====== Given data

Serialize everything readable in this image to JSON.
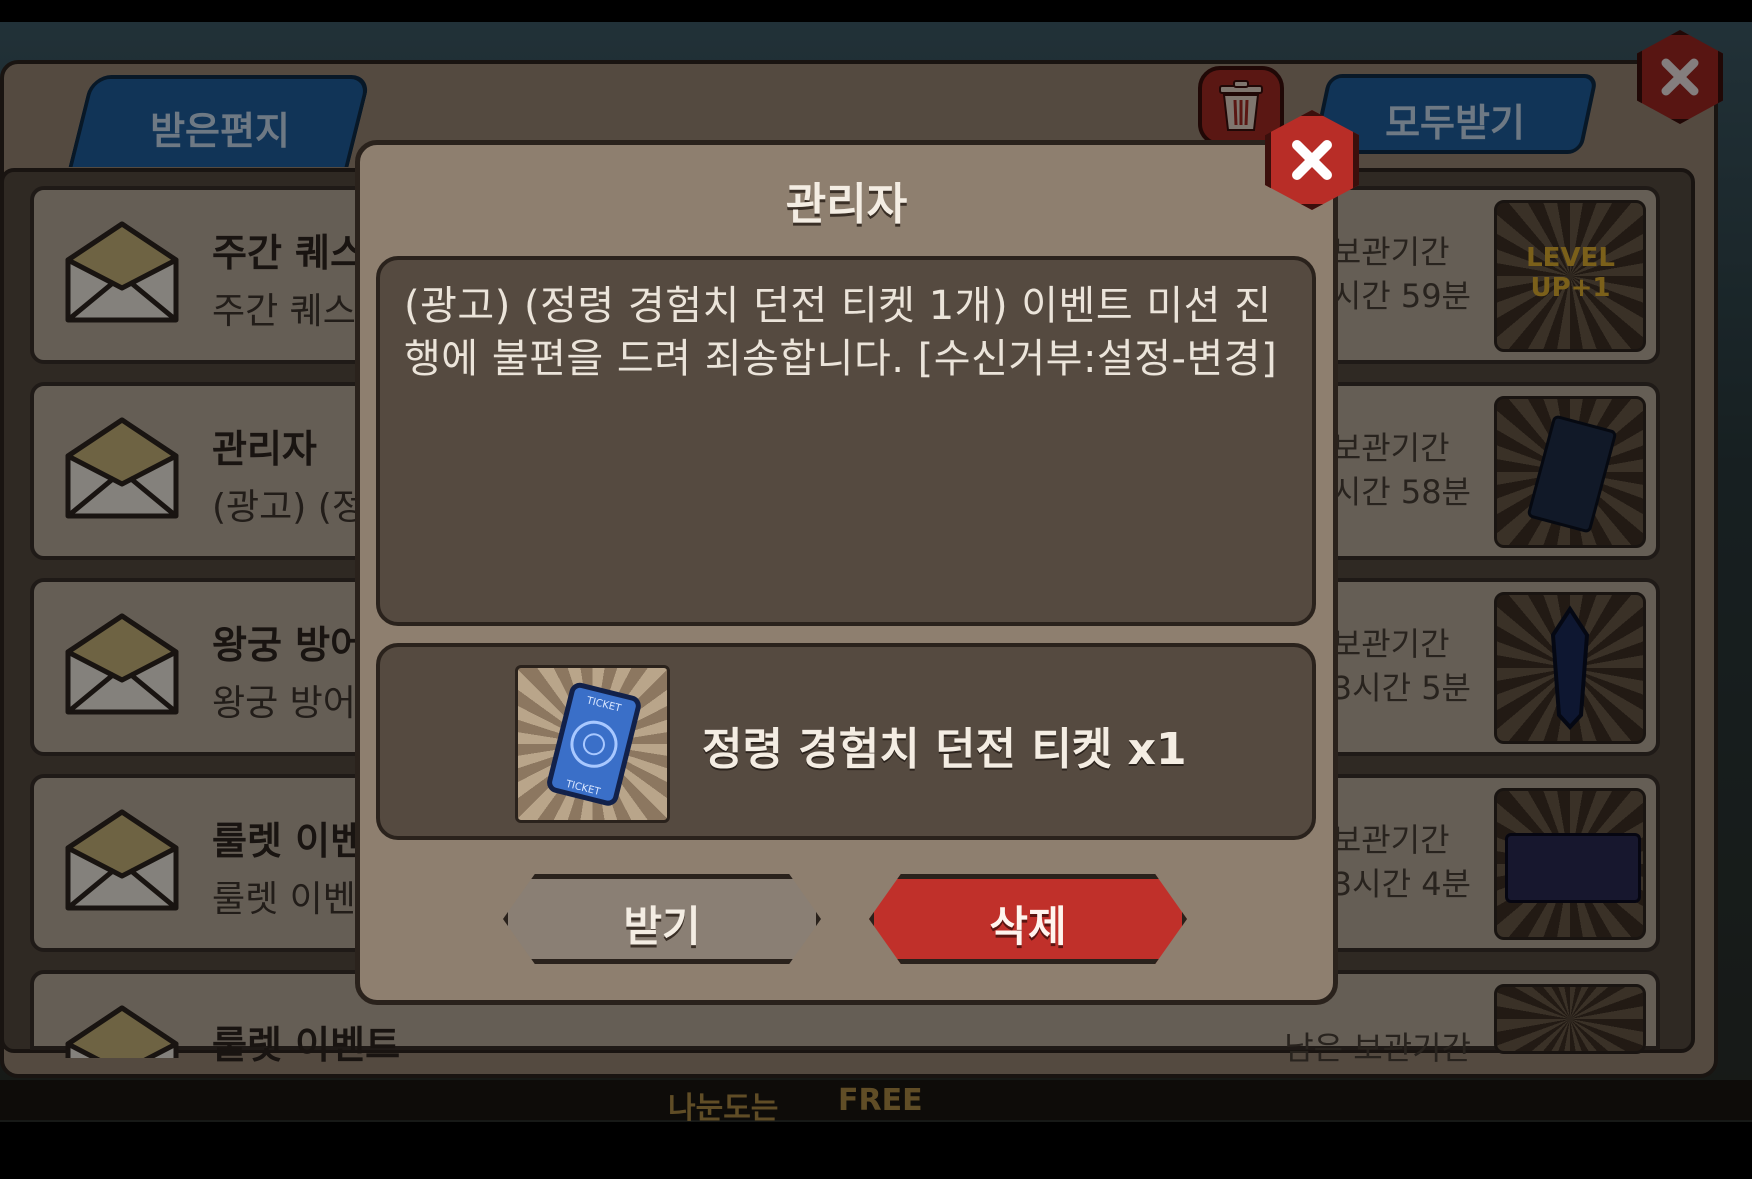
{
  "mailbox": {
    "tab_received": "받은편지",
    "receive_all": "모두받기",
    "rows": [
      {
        "title": "주간 퀘스",
        "subtitle": "주간 퀘스",
        "expire_line1": "보관기간",
        "expire_line2": "시간 59분"
      },
      {
        "title": "관리자",
        "subtitle": "(광고) (정",
        "expire_line1": "보관기간",
        "expire_line2": "시간 58분"
      },
      {
        "title": "왕궁 방어",
        "subtitle": "왕궁 방어",
        "expire_line1": "보관기간",
        "expire_line2": "3시간 5분"
      },
      {
        "title": "룰렛 이벤",
        "subtitle": "룰렛 이벤",
        "expire_line1": "보관기간",
        "expire_line2": "3시간 4분"
      },
      {
        "title": "룰렛 이벤트",
        "subtitle": "",
        "expire_line1": "남은 보관기간",
        "expire_line2": ""
      }
    ],
    "thumb_text_level": "LEVEL UP+1"
  },
  "dialog": {
    "title": "관리자",
    "message": "(광고) (정령 경험치 던전 티켓 1개) 이벤트 미션 진행에 불편을 드려 죄송합니다. [수신거부:설정-변경]",
    "reward_label": "정령 경험치 던전 티켓 x1",
    "receive_button": "받기",
    "delete_button": "삭제"
  },
  "bottom_bar": {
    "text_left": "나눈도는",
    "text_free": "FREE"
  },
  "colors": {
    "tab_blue": "#1f5f9e",
    "delete_red": "#c0302a",
    "panel_brown": "#8e7f6f"
  }
}
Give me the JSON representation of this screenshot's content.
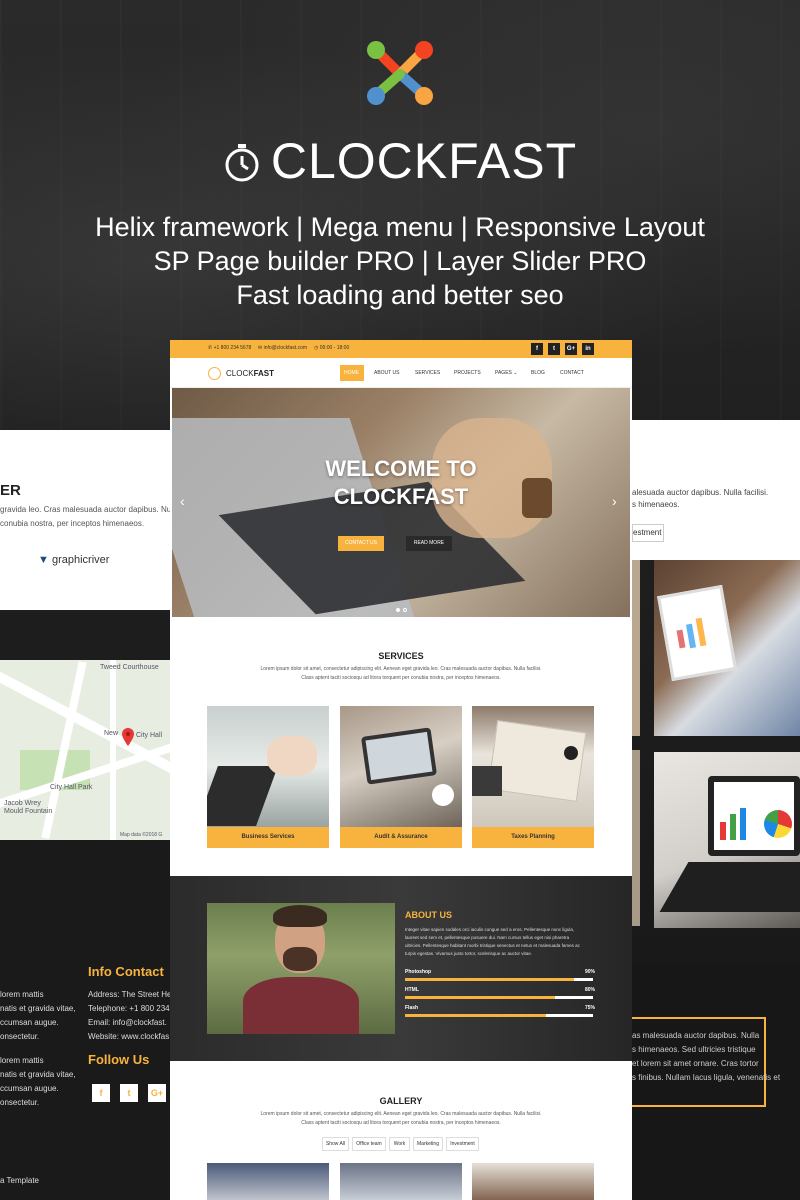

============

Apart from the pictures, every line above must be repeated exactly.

Answer for the task
Serialize everything readable in this image to JSON.
{
  "mailbox": {
    "tab_received": "받은편지",
    "receive_all": "모두받기",
    "rows": [
      {
        "title": "주간 퀘스",
        "subtitle": "주간 퀘스",
        "expire_line1": "보관기간",
        "expire_line2": "시간 59분"
      },
      {
        "title": "관리자",
        "subtitle": "(광고) (정",
        "expire_line1": "보관기간",
        "expire_line2": "시간 58분"
      },
      {
        "title": "왕궁 방어",
        "subtitle": "왕궁 방어",
        "expire_line1": "보관기간",
        "expire_line2": "3시간 5분"
      },
      {
        "title": "룰렛 이벤",
        "subtitle": "룰렛 이벤",
        "expire_line1": "보관기간",
        "expire_line2": "3시간 4분"
      },
      {
        "title": "룰렛 이벤트",
        "subtitle": "",
        "expire_line1": "남은 보관기간",
        "expire_line2": ""
      }
    ],
    "thumb_text_level": "LEVEL UP+1"
  },
  "dialog": {
    "title": "관리자",
    "message": "(광고) (정령 경험치 던전 티켓 1개) 이벤트 미션 진행에 불편을 드려 죄송합니다. [수신거부:설정-변경]",
    "reward_label": "정령 경험치 던전 티켓 x1",
    "receive_button": "받기",
    "delete_button": "삭제"
  },
  "bottom_bar": {
    "text_left": "나눈도는",
    "text_free": "FREE"
  },
  "colors": {
    "tab_blue": "#1f5f9e",
    "delete_red": "#c0302a",
    "panel_brown": "#8e7f6f"
  }
}
Give me the JSON representation of this screenshot's content.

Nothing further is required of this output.